It was a busy time– I was catching up on 24, trying to get a film festival started at Bosco, and everybody was watching the Polonium story unfolding overseas in the hope it would lead to a new Cold War.. Most notably I was in the process of writing my first feature script, not counting Dublin. This was a comedy, set in the early sixties and written as a ploy to get closer to a girl who went to Gabrielino. It was my first attempt at sweetness; sadly if any hard copy of the script still exists, I have yet to find it.

We rode the bus home every night, in the encroaching dark and often alone, as I took the opportunity to get my friends to review the screenplay. I dubbed us “Team Huddy.” I’d been recently listening to Al Franken’s book on CD, but this Foo Fighters album was often my companion on the long rides home.

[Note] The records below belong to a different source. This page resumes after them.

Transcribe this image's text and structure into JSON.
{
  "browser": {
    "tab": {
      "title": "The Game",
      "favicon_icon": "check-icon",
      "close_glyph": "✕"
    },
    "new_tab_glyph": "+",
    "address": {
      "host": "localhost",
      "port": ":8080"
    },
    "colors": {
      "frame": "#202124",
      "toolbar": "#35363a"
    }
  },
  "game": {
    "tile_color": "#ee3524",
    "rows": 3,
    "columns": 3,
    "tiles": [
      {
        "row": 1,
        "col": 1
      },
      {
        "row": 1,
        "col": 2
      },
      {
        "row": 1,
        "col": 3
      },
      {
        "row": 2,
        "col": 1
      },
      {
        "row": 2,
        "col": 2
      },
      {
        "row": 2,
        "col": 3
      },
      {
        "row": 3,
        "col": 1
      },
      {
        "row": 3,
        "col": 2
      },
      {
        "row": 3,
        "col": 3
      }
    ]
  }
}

Bodies had been showing up in the middle of the street on the way to school lately, which aside from being disturbing and inexplicable created massive detours that caused tons of trouble not only for us, but for the students at Gabrielino High School which was on our way. I had a huge crush on a girl who went there, but that’s for a whole other series.

Anyway, one of the bodies finally showed up in front of their school, and as the traffic here was already impossibly bad, we took an hour through residential streets to traverse one net block. That’s when I saw the body. In the spirit of seeing something so gruesome, I thought it appropriate to listen to something completely at odds with the situation. So I played “Ain’t it the Life,” and I never forgot it.

Next: Wives and knives

Incubus – “Anna Molly”

When: November 2006
Where: Eastbound on Foothill Boulevard
Who: My mother
Weather: foggy

When Steven Hyden of the AV Club praised Stone Temple Pilots after years of ridicule, I breathed a sigh of relief. Even if some of the smartest guys in the room didn’t love the things I liked, there was a good chance history would vindicate me. I’d now like to take that tactic with another band that doesn’t get any respect: Incubus. Particularly, their ambitious-but-troubled sixth album Light Grenades.

Light Grenades gets a lot of shit for “Love Hurts,” and while it does have quite a few duds, the good is so good. It opens with some ass-kicking Blade-Runner soundtrack stuff and goes into full-on concept album mode, and many of the songs that were played on the radio are better in this context. Even if it isn’t the best thing in the world, Boyd and company deserve credit for trying, because otherwise we’d just have Nickelback and Ke$ha.

Next: My first cadaver